However, Justice Richard Coughlan said the Crown failed to prove that the woman’s pregnancy was a result of having sex with damaged condoms and inferred that pregnancy is not life-threatening.
In handing down the sentence, Justice Coughlan said, “Considering the evidence, it has not been established that Mr. Hutchinson’s actions exposed (the woman) to a significant risk to her life. The Crown has not shown that Mr. Hutchinson’s actions endangered (her) life.”
Hutchinson was sentenced December 2nd to 18 months in jail, however he was released on bail of $5000 on December 15th.
At Monday’s hearing, the defense argued that although Hutchinson’s actions may have been deceitful, the court should recognize the difference between immoral and criminal conduct.
This “falls outside the boundaries of criminal conduct,” Hutchinson’s lawyer said.
The case, docket number CAC 370497, is being heard by five rather than the usual three judges.
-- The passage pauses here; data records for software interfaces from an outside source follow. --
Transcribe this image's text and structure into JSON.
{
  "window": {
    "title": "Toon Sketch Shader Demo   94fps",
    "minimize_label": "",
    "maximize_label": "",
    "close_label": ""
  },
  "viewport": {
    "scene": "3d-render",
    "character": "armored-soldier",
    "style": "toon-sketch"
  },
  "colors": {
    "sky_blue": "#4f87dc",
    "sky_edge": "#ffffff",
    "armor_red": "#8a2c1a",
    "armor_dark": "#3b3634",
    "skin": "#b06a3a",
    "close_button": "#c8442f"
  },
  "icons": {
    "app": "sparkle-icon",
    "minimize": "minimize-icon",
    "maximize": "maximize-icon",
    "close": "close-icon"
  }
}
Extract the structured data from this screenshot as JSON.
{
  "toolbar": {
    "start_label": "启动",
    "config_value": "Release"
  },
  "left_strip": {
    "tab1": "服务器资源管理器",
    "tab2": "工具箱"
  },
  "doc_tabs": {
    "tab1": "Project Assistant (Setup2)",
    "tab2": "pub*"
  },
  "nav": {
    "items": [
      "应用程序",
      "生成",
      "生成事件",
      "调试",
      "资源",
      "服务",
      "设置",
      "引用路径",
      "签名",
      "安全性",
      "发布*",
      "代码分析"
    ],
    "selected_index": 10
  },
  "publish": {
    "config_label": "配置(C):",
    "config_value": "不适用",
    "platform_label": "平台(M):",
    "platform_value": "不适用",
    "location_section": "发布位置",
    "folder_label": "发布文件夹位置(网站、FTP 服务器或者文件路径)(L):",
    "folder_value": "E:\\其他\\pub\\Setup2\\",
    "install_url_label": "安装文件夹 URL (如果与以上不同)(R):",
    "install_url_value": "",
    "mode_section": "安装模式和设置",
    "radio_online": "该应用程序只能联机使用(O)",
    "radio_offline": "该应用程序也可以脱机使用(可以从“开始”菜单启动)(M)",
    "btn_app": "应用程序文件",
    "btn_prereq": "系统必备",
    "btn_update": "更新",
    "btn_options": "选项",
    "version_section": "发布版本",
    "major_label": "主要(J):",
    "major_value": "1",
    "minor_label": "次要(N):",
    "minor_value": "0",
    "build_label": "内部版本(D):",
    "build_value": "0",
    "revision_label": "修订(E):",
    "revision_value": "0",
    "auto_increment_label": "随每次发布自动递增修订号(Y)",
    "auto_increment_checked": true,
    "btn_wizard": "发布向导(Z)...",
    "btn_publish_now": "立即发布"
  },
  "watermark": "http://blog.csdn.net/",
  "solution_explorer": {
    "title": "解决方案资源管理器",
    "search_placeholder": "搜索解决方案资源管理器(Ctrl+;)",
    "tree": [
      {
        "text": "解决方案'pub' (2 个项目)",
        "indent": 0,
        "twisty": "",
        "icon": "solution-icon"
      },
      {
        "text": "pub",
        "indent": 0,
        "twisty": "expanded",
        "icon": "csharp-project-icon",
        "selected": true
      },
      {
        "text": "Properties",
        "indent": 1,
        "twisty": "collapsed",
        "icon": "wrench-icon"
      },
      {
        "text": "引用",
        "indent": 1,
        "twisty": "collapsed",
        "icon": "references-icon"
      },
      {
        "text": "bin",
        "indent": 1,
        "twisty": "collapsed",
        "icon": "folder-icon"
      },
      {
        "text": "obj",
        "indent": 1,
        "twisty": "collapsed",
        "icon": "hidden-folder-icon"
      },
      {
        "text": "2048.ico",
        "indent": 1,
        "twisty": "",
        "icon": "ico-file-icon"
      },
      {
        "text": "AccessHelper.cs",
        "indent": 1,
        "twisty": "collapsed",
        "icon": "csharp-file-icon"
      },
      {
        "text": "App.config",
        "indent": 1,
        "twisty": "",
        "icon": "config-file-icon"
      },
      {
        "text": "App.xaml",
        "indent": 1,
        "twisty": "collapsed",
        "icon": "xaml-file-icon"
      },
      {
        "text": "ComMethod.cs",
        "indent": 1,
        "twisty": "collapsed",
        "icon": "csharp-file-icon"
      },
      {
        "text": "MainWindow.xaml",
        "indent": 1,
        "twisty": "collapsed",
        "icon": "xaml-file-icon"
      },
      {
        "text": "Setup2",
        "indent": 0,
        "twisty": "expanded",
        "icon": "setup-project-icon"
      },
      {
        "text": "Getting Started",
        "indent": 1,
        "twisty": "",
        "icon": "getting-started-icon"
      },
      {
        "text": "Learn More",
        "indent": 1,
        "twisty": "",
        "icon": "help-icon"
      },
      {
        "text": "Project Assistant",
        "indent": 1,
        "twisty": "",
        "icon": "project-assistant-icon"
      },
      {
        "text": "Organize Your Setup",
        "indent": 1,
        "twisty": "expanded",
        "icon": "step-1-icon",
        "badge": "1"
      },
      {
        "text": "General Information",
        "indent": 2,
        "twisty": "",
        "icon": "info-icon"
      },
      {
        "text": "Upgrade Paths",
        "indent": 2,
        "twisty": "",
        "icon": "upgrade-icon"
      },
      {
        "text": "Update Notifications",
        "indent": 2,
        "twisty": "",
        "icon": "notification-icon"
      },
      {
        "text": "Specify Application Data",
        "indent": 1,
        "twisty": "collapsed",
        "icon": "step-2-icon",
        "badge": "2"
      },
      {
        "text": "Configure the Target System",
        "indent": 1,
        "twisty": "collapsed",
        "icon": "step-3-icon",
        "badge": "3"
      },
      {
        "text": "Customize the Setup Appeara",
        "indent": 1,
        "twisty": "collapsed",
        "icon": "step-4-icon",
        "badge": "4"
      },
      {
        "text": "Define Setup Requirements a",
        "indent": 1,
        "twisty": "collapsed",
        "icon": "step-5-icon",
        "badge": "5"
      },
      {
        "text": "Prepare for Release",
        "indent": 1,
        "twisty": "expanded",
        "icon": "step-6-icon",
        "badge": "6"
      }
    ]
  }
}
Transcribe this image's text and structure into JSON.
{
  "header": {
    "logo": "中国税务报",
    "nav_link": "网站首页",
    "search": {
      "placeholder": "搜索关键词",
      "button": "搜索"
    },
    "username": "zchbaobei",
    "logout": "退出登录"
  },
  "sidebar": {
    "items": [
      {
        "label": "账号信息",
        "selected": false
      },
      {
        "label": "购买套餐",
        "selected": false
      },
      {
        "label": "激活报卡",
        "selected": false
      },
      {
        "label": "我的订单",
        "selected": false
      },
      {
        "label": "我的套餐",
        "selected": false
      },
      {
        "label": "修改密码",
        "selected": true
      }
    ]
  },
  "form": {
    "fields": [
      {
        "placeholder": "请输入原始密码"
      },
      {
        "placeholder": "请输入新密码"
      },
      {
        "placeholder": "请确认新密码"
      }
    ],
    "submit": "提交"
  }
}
Headed by Chief Justice Michael MacDonald, the appeal court panel also includes Justices Oland, Hamilton, Fichaud, and Farrar.
“That is very unusual,” commented Crown Prosecutor Gumpert to media outside the courthouse.